While this approach certainly led to deeper technical expertise for studying each type of mark, mounting evidence suggests that these epigenetic mechanisms do not operate independently and often exhibit crosstalk (Fischle, 2008; Cedar & Bergman, 2009; Lee et al., 2010).
Several recent reports have indicated that there are substantial interactions between DNA methylation and chomatin modifications. However, those findings could only be derived from correlative studies or parallel experiments on various epigenetic marks, due to a lack of adequate techniques to allow simultaneous analysis of DNA methylation and chromatin modification.
In 2012, two groups, working separately, bridged that technology gap with unique approaches based on a combination of familiar epigenetic analysis protocols. The work was published in the same issue of Genome Research, and both applied chromatin immunoprecipitation (ChIP) and bisulfite sequencing (BS) together, but used them in a different sequence.
Each of the new methods combined the same basic tools to allow successful combinatorial profiling of DNA methylation and chromatin modifications at the same time.

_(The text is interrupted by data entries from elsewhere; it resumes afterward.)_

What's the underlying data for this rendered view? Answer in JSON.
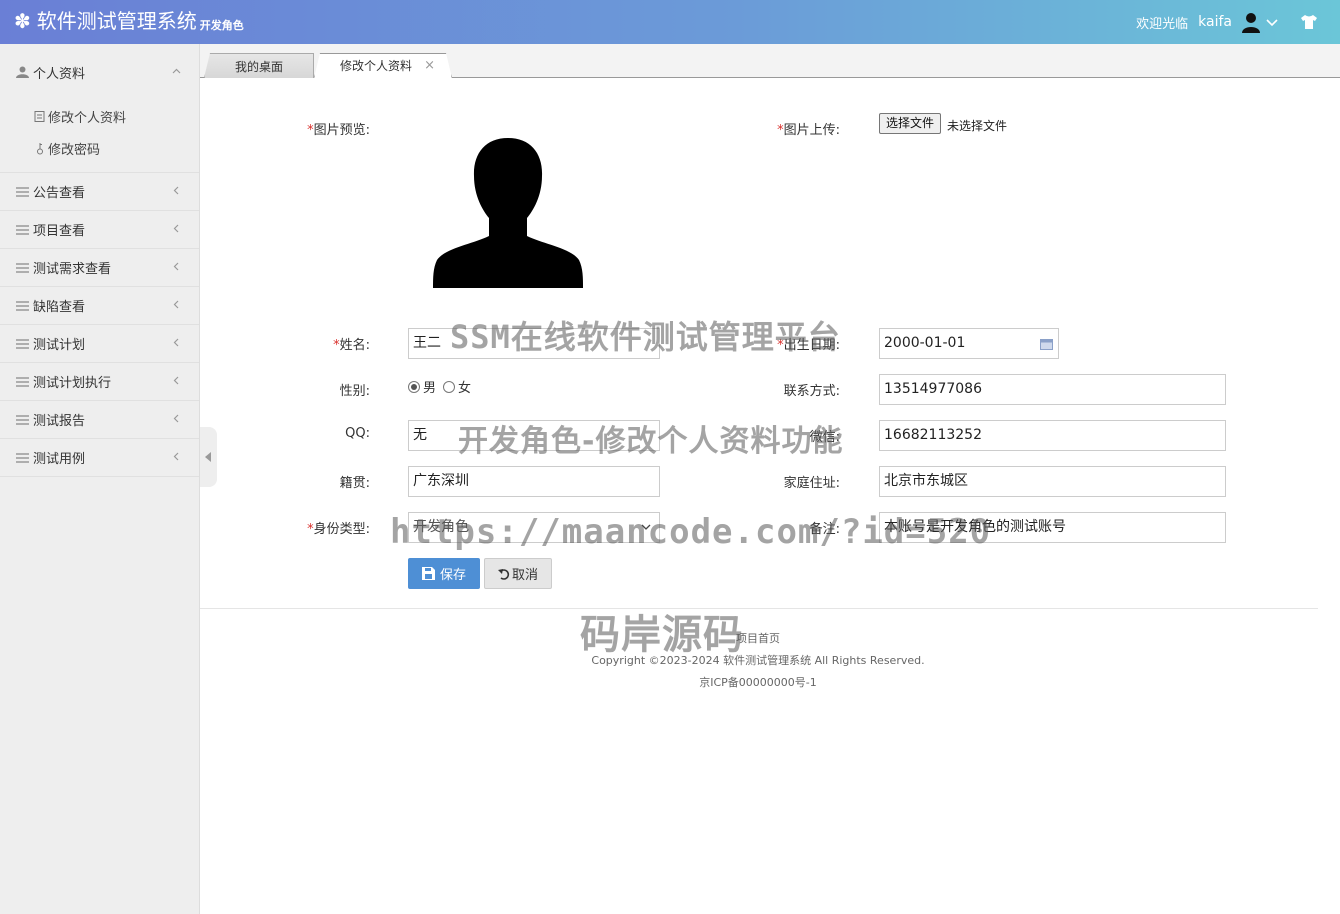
{
  "header": {
    "app_title": "软件测试管理系统",
    "role_label": "开发角色",
    "welcome": "欢迎光临",
    "username": "kaifa"
  },
  "sidebar": {
    "groups": [
      {
        "label": "个人资料",
        "expanded": true,
        "items": [
          {
            "label": "修改个人资料"
          },
          {
            "label": "修改密码"
          }
        ]
      },
      {
        "label": "公告查看"
      },
      {
        "label": "项目查看"
      },
      {
        "label": "测试需求查看"
      },
      {
        "label": "缺陷查看"
      },
      {
        "label": "测试计划"
      },
      {
        "label": "测试计划执行"
      },
      {
        "label": "测试报告"
      },
      {
        "label": "测试用例"
      }
    ]
  },
  "tabs": [
    {
      "label": "我的桌面"
    },
    {
      "label": "修改个人资料",
      "active": true,
      "close": "×"
    }
  ],
  "form": {
    "image_preview_label": "图片预览:",
    "image_upload_label": "图片上传:",
    "file_button": "选择文件",
    "file_status": "未选择文件",
    "name_label": "姓名:",
    "name_value": "王二",
    "birth_label": "出生日期:",
    "birth_value": "2000-01-01",
    "gender_label": "性别:",
    "gender_options": [
      "男",
      "女"
    ],
    "gender_selected": "男",
    "contact_label": "联系方式:",
    "contact_value": "13514977086",
    "qq_label": "QQ:",
    "qq_value": "无",
    "wechat_label": "微信:",
    "wechat_value": "16682113252",
    "native_label": "籍贯:",
    "native_value": "广东深圳",
    "address_label": "家庭住址:",
    "address_value": "北京市东城区",
    "identity_label": "身份类型:",
    "identity_value": "开发角色",
    "remark_label": "备注:",
    "remark_value": "本账号是开发角色的测试账号",
    "save_label": "保存",
    "cancel_label": "取消",
    "required_mark": "*"
  },
  "footer": {
    "home_link": "项目首页",
    "copyright": "Copyright ©2023-2024 软件测试管理系统 All Rights Reserved.",
    "icp": "京ICP备00000000号-1"
  },
  "watermarks": {
    "line1": "SSM在线软件测试管理平台",
    "line2": "开发角色-修改个人资料功能",
    "line3": "https://maancode.com/?id=520",
    "line4": "码岸源码"
  },
  "colors": {
    "header_gradient_start": "#6a7fd6",
    "header_gradient_end": "#6bc6d8",
    "save_button": "#4e8fd5",
    "required": "#d9302c",
    "sidebar_bg": "#eeeeee"
  }
}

Scientists at Radboud University in the Netherlands and the Broad Institute in Boston developed ChIP-BS-seq (Brinkman et al., 2012). This is a system where they bisulfite treat previously chromatin immunoprecipitated material and then sequence those samples.
Their approach allowed them to determine relationships between DNA methylation and chromatin features:
Researchers from the Garvan Institute for Medical Research in Australia, constructed their DNA methylation-chromatin crosstalk tool, BisChIP-seq, in the opposite way. This technique bisulfite treats the DNA first, then proceeds to ChIP and sequence samples (Statham et al., 2012).
Their BisChIP-seq assessment yielded several interesting results:
Both ChIP-BS-seq and BisChIP-seq offer a means to directly investigate the relationship between chromatin modifications and DNA methylation. This combinatorial analysis of chromatin and DNA methylation represents a big advancement from previous correlative studies and promises to provide a platform towards a deeper understanding of epigenetic mechanisms.